At The Bookstore
Title: The African American Desk Reference
Author: New York Public Library
Publisher: John Wiley & Sons, 1999
This is exactly the type of reference book you'd expect from the New York Public Library--it is packed with tables, charts, timelines, and summaries devoted, in this case, to the African American experience. Chapters cover a variety of topics, including the saga of African American history, politics and civil rights, science and technology, the military and the media. African American Desk Reference opens with a timeline of African American history beginning in 1200 B.C. when, according to a number of scholars, black Africans from Egypt and Nubia sailed across the Atlantic Ocean and had extensive contact with native peoples of the Americas.
The timeline spans 22 pages and ends in 1998 with a description of the President's Commission on Race, which looked at issues affecting African Americans, and BET's announcement that it would produce films for the African American market. As readers would expect, slavery is given much attention throughout the nearly 600 pages. And this is where the book's depth of information shines. Not only are slavery's origins, key players, and ultimate demise discussed, there are also tables showing the gender and age of captives taken from Africa between 1600 and 1800; a record comparing occupations in Charleston in 1848 among slaves, "free Negroes," and whites; and a chart of the nationality of ships engaged in the Atlantic slave trade from 1701 to 1800.
Lighter topics are also covered, including summaries of the origins of major holidays, as well as the traditions behind family and wedding celebrations. A variety of recipes are also included (Onions, Okra, Corn and Tomatoes; Nola's Cheesy Macaroni and Cheese; Creole Red Beans and Rice), as are explanations of children's games, including the jump-rope contest Double Dutch and the clapping rhyme game Mary Mack. Notable achievements of African Americans are also addressed, including inventors and innovators, recipients of the Congressional Medal of Honor, and winners of major literary prizes.

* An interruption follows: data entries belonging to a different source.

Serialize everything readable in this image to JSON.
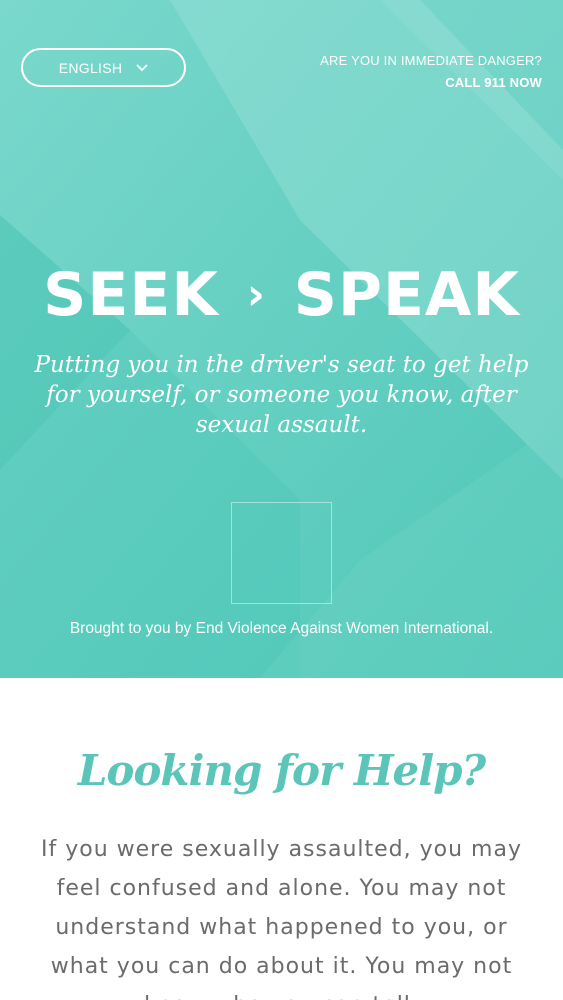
{
  "header": {
    "language_label": "ENGLISH",
    "danger_question": "ARE YOU IN IMMEDIATE DANGER?",
    "danger_call": "CALL 911 NOW"
  },
  "hero": {
    "logo_left": "SEEK",
    "logo_separator": "›",
    "logo_right": "SPEAK",
    "tagline": "Putting you in the driver's seat to get help for yourself, or someone you know, after sexual assault.",
    "credit": "Brought to you by End Violence Against Women International."
  },
  "help": {
    "title": "Looking for Help?",
    "body": "If you were sexually assaulted, you may feel confused and alone. You may not understand what happened to you, or what you can do about it. You may not know who you can tell."
  },
  "colors": {
    "hero_teal": "#58cec0",
    "heading_teal": "#5cc5b9",
    "body_gray": "#6b6b6b"
  },
  "icons": {
    "language_dropdown": "chevron-down-icon"
  }
}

True to its librarian roots, each chapter in the book ends with a list of sources where readers can find additional information. It's hard to imagine, though, that much is left uncovered in this extensive book. --John Russell
Coming soon: Books catagorized by states.